* ASSIGNMENT:
Your task is to find every line of the data that holds the string "denominator" and copy it.

------------------------

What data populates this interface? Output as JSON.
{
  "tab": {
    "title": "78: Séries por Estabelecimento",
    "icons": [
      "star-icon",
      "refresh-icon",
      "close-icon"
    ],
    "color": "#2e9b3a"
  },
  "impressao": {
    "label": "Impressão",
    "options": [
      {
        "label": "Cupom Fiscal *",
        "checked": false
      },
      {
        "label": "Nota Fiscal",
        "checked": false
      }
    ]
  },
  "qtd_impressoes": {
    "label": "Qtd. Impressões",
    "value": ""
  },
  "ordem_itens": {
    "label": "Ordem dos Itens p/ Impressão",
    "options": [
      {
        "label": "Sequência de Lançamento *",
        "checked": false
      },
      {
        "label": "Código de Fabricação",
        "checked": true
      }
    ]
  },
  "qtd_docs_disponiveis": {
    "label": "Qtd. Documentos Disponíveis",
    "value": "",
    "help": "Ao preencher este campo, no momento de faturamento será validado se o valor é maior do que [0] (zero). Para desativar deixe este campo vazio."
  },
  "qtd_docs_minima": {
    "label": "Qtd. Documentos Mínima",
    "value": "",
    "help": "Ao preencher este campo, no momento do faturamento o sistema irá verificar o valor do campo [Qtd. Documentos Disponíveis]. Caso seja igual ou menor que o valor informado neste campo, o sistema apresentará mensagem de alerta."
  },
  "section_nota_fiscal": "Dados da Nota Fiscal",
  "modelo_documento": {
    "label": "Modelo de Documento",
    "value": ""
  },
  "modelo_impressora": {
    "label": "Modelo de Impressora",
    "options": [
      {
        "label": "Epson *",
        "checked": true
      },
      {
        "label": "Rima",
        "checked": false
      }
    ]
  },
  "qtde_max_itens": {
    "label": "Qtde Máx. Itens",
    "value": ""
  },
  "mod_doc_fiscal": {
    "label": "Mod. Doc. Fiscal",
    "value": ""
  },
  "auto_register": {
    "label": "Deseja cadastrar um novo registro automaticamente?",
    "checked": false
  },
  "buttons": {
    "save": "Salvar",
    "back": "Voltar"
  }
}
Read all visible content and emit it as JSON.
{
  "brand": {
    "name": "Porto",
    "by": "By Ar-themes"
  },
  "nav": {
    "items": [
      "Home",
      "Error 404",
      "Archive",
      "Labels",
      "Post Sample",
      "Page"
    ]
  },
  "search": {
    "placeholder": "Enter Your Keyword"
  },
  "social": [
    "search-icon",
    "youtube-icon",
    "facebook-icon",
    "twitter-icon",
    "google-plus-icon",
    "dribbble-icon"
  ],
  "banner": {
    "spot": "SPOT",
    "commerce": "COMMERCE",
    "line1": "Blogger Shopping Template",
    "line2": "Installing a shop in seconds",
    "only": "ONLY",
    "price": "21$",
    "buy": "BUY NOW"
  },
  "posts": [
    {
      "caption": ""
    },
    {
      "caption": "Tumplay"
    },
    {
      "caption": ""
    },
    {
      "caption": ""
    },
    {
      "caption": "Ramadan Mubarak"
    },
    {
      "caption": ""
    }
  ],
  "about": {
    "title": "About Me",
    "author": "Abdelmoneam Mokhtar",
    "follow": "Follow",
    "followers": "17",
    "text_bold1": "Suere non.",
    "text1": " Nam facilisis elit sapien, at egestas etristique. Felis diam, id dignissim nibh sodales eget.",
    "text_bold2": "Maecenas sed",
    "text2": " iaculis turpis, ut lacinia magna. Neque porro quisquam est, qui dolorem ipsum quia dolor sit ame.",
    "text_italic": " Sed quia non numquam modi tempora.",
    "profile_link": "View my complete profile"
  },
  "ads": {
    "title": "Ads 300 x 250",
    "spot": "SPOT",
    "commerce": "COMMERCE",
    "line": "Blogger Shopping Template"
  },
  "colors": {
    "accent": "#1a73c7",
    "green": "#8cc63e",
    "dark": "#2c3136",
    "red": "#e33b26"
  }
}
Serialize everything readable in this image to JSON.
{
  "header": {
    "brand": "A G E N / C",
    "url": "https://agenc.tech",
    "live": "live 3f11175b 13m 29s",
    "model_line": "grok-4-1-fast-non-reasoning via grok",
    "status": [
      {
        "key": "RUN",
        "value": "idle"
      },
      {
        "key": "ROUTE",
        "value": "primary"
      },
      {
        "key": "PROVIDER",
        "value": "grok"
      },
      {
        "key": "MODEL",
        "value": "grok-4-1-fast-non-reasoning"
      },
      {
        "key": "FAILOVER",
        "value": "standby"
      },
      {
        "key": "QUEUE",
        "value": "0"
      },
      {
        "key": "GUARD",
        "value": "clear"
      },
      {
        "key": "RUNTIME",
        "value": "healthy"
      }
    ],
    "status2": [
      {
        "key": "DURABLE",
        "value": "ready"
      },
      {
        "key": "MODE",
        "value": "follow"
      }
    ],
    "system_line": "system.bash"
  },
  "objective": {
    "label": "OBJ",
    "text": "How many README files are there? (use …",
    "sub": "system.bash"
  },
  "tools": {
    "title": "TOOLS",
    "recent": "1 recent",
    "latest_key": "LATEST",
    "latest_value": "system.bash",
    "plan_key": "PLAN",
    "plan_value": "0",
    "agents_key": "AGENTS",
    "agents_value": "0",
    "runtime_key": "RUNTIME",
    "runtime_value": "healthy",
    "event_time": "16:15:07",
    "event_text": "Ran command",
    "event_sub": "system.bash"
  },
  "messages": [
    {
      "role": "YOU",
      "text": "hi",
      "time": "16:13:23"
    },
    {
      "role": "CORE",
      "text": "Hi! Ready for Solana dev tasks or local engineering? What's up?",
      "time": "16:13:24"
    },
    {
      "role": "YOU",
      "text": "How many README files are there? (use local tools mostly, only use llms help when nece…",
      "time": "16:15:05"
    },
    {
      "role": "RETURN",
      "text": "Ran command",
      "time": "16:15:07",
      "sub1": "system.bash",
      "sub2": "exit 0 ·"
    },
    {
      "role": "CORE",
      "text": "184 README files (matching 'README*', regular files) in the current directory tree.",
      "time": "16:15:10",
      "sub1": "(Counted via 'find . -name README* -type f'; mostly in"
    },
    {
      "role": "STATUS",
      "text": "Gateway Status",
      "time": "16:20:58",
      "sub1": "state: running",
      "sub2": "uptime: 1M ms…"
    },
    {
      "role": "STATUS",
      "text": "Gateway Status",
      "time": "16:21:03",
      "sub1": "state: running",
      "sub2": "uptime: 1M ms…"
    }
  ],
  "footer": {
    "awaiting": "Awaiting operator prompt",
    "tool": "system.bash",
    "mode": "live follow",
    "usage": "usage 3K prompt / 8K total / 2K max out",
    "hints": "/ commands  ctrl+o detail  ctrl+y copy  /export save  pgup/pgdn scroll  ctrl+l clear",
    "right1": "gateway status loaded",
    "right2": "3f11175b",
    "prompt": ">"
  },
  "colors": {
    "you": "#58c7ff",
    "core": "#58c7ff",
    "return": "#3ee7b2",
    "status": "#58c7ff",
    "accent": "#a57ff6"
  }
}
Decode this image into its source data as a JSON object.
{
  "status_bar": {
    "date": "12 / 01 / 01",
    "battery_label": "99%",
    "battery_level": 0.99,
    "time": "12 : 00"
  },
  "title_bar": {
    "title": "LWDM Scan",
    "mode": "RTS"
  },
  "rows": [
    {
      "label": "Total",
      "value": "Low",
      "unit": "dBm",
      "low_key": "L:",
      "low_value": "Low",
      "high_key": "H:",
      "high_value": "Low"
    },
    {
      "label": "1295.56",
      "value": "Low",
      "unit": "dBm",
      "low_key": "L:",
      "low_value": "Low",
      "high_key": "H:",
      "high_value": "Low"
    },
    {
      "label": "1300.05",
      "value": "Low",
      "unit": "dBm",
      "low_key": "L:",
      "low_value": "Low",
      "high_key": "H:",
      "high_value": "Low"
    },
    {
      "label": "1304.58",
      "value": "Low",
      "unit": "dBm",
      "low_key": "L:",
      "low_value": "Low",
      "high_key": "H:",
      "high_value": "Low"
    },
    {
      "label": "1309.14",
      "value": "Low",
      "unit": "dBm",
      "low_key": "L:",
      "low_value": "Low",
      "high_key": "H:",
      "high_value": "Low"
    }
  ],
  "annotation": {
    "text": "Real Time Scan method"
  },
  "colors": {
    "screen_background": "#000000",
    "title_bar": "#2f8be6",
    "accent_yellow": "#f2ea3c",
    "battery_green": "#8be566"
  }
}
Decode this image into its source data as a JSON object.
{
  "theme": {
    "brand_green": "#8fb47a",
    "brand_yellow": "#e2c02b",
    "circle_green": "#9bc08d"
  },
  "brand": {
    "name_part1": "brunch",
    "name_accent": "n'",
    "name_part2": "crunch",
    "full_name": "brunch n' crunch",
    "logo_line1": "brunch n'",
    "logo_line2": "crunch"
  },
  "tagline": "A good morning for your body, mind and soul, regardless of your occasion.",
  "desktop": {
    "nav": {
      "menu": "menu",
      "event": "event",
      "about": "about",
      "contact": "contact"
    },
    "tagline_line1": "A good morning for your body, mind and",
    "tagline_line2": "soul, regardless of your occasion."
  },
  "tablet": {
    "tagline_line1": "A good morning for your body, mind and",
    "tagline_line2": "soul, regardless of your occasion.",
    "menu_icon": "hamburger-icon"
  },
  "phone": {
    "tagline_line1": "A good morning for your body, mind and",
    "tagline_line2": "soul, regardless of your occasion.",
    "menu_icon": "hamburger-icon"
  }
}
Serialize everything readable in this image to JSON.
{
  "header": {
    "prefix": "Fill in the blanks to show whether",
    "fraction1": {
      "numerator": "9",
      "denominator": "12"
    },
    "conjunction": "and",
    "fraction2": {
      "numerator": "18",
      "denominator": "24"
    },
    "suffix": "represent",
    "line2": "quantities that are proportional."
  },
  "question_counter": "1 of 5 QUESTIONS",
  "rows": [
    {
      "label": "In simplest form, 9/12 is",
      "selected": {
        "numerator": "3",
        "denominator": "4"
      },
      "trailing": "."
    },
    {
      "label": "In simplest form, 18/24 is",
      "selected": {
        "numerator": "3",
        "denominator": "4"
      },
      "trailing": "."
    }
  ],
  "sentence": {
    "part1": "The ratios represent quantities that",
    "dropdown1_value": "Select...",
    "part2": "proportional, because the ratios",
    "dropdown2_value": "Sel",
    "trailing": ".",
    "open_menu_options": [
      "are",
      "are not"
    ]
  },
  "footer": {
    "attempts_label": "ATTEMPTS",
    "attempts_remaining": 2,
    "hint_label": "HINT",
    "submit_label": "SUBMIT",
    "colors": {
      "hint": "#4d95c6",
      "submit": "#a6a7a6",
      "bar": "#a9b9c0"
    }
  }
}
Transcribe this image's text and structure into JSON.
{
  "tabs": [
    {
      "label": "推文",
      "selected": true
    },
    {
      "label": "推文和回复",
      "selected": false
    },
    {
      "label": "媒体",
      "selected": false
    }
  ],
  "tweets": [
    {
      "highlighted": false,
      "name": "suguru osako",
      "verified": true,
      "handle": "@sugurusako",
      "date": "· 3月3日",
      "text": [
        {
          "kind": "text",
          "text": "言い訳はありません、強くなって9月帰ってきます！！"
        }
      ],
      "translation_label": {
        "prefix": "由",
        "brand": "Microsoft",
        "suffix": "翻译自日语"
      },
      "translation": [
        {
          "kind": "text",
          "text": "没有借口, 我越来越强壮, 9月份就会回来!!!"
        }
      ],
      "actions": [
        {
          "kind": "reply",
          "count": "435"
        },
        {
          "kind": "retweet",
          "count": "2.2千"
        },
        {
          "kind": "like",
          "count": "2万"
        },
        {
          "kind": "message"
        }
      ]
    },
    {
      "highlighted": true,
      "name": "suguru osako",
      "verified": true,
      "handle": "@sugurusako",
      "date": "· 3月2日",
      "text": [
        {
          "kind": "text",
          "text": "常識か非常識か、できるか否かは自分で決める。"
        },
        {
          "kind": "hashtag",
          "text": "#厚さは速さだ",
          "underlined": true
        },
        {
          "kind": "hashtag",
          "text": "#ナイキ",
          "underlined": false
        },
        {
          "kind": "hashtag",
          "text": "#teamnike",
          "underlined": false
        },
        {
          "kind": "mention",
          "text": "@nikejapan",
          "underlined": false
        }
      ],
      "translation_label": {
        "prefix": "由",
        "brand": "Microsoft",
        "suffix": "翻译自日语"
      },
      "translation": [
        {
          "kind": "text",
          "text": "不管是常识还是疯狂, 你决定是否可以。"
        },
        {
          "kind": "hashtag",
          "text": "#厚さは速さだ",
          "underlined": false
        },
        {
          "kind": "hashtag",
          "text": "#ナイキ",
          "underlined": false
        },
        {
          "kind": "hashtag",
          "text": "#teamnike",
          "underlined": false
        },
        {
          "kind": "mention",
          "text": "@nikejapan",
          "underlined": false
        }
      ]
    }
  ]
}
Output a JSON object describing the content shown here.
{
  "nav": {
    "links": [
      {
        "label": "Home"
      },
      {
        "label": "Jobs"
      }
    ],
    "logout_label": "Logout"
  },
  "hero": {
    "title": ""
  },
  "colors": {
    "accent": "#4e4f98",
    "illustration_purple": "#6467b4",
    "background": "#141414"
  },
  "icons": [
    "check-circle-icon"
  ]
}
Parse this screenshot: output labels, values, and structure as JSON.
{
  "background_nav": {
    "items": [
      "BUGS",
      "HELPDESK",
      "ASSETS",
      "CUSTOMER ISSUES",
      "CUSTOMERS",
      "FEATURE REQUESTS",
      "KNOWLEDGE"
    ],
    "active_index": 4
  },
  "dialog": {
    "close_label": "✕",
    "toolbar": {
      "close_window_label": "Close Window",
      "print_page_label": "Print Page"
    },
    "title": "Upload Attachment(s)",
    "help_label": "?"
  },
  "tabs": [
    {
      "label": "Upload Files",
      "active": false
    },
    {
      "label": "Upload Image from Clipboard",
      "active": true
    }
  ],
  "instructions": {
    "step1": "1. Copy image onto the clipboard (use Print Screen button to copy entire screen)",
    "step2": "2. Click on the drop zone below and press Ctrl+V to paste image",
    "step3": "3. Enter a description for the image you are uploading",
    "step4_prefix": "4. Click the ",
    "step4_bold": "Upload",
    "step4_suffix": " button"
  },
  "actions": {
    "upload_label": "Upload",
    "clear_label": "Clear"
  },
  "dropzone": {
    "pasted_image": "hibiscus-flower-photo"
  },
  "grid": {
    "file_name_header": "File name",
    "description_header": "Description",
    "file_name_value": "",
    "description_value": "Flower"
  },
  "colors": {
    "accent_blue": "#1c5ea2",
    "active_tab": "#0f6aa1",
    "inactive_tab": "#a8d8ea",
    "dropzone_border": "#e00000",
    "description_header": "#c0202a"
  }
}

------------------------

* RESPONSE TO THE EXERCISE:
      "denominator": "12"
      "denominator": "24"
        "denominator": "4"
        "denominator": "4"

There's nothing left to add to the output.